Honestly, it’s sometimes hard not to miss the days with administrators had complete control over all the software and hardware within their organization. It made keeping things secure so much easier. There was no worrying about a bungling employee accidentally forwarding corporate secrets to a competitor, or someone making off with business-critical data.
No worrying about shadow IT, and the fact that people who know almost nothing about enterprise security are expected to be responsible for keeping your business’s information safe.
But times change, and we need to change with them. Instead of focusing on securing the user, we need to focus on protecting critical data. We need to ensure we’re able to keep sensitive documents safe no matter where they go.
File-centric DRM is a big part of that – being able to dictate how and where your files are accessed. But taking control of who can access them is just as important. And in that, effective use of user groups – a security function that comes by default with most systems – is equally critical.
I’m going to assume you’ve already got a handle on all the technical details here. Instead, what I’m going to focus on is a little bit more practical. You already know how to designate groups – but what exactly should you do with that knowledge?
But as an administrator, aren’t you already expected to know that? If you ask, couldn’t that make you look the fool in the eyes of management? Don’t worry – I’ll explain all the gritty details here, so you won’t need to.
Organize Users Based On Their Roles
First thing’s first – when figuring out different groups to place your employees into, consider the different roles at your organization. The sales team, for example, might need direct access to all marketing and advertising materials, while Human Resources will probably need to access personnel information like payroll data or employment history. Your first step, therefore, is to establish a working knowledge of what every department in your business absolutely needs in order to function effectively, and go from there.

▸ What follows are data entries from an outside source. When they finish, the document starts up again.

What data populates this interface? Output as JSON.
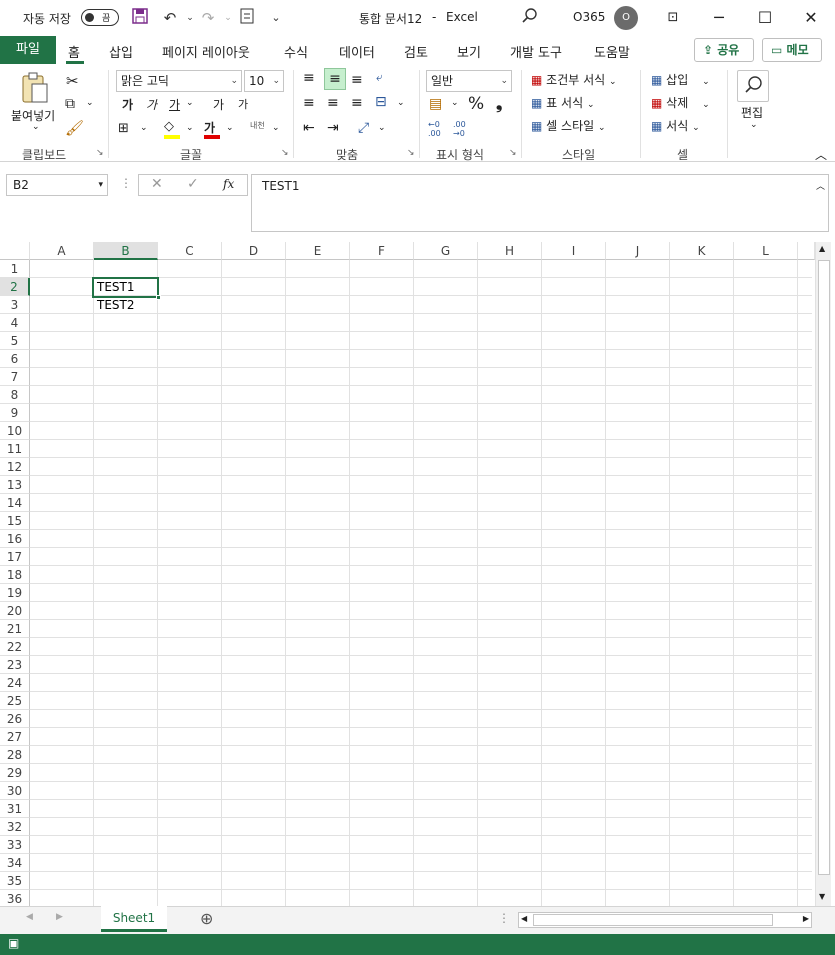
{
  "titlebar": {
    "autosave_label": "자동 저장",
    "autosave_state": "끔",
    "doc_title": "통합 문서12",
    "sep": "-",
    "app": "Excel",
    "account": "O365",
    "avatar_initial": "O"
  },
  "tabs": {
    "file": "파일",
    "items": [
      "홈",
      "삽입",
      "페이지 레이아웃",
      "수식",
      "데이터",
      "검토",
      "보기",
      "개발 도구",
      "도움말"
    ],
    "share": "공유",
    "comment": "메모"
  },
  "ribbon": {
    "clipboard": {
      "paste": "붙여넣기",
      "label": "클립보드"
    },
    "font": {
      "name": "맑은 고딕",
      "size": "10",
      "bold": "가",
      "italic": "가",
      "underline": "가",
      "grow": "가",
      "shrink": "가",
      "phonetic": "내천",
      "label": "글꼴"
    },
    "align": {
      "label": "맞춤"
    },
    "number": {
      "format": "일반",
      "label": "표시 형식"
    },
    "styles": {
      "conditional": "조건부 서식",
      "table": "표 서식",
      "cell": "셀 스타일",
      "label": "스타일"
    },
    "cells": {
      "insert": "삽입",
      "delete": "삭제",
      "format": "서식",
      "label": "셀"
    },
    "editing": {
      "label": "편집"
    }
  },
  "formula_bar": {
    "name_box": "B2",
    "content": "TEST1"
  },
  "grid": {
    "columns": [
      "A",
      "B",
      "C",
      "D",
      "E",
      "F",
      "G",
      "H",
      "I",
      "J",
      "K",
      "L"
    ],
    "rows": [
      "1",
      "2",
      "3",
      "4",
      "5",
      "6",
      "7",
      "8",
      "9",
      "10",
      "11",
      "12",
      "13",
      "14",
      "15",
      "16",
      "17",
      "18",
      "19",
      "20",
      "21",
      "22",
      "23",
      "24",
      "25",
      "26",
      "27",
      "28",
      "29",
      "30",
      "31",
      "32",
      "33",
      "34",
      "35",
      "36"
    ],
    "active_cell": "B2",
    "cells": {
      "B2": "TEST1",
      "B3": "TEST2"
    }
  },
  "sheets": {
    "active": "Sheet1"
  },
  "colors": {
    "accent": "#217346"
  }
}
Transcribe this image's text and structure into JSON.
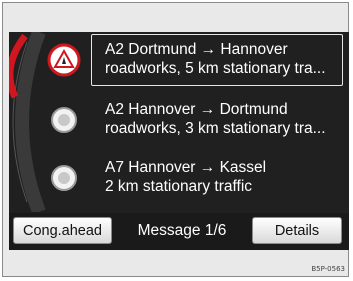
{
  "messages": [
    {
      "route": "A2 Dortmund → Hannover",
      "detail": "roadworks, 5 km stationary tra...",
      "icon": "roadworks-warning-icon",
      "selected": true
    },
    {
      "route": "A2 Hannover → Dortmund",
      "detail": "roadworks, 3 km stationary tra...",
      "icon": "traffic-info-icon",
      "selected": false
    },
    {
      "route": "A7 Hannover → Kassel",
      "detail": "2 km stationary traffic",
      "icon": "traffic-info-icon",
      "selected": false
    }
  ],
  "bottom_bar": {
    "left_button": "Cong.ahead",
    "counter": "Message 1/6",
    "right_button": "Details"
  },
  "reference_code": "B5P-0563",
  "colors": {
    "screen_bg": "#202020",
    "accent_red": "#d0171f",
    "text": "#ffffff"
  }
}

Limited Access Isn’t Always A Bad Thing
In relation to the above, no one should have access to files that aren’t critical for their work. Every time you consider extending a group’s privileges, you should first ask yourself why. Do they really need this for their job, or does expanding their capabilities put your business at risk?
Groups Don’t Mean You Won’t Have To Manage Individual Users
Every business is going to have bad eggs. Maybe an employee is frustrated that someone got promoted ahead of them, or angry that they’re getting laid off. Maybe someone’s account ended up getting hacked, and a bad actor is using their compromised credentials to get their paws on something sensitive.
Either way, while user groups should be a default component of your approach to security, using them doesn’t preclude having to occasionally reach out and tweak specific accounts. Don’t fall into the trap of thinking you can simply manage everybody as part of a whole.
The More Users With Root Access, The Less Secure You Are
In a perfect world, you should be the only one with complete control over and access to your business’s data. You should be the only one with administrative privileges. Because here’s the thing – the more people who are handed that authority, the higher the chances that one of them might end up being a weak link.
That’s … pretty much all there is to know, honestly. You’ve already got the technical knowledge. Now you’re equipped with the practical stuff, too.
Even if you can’t exert complete control over how your employees work, that counts for something.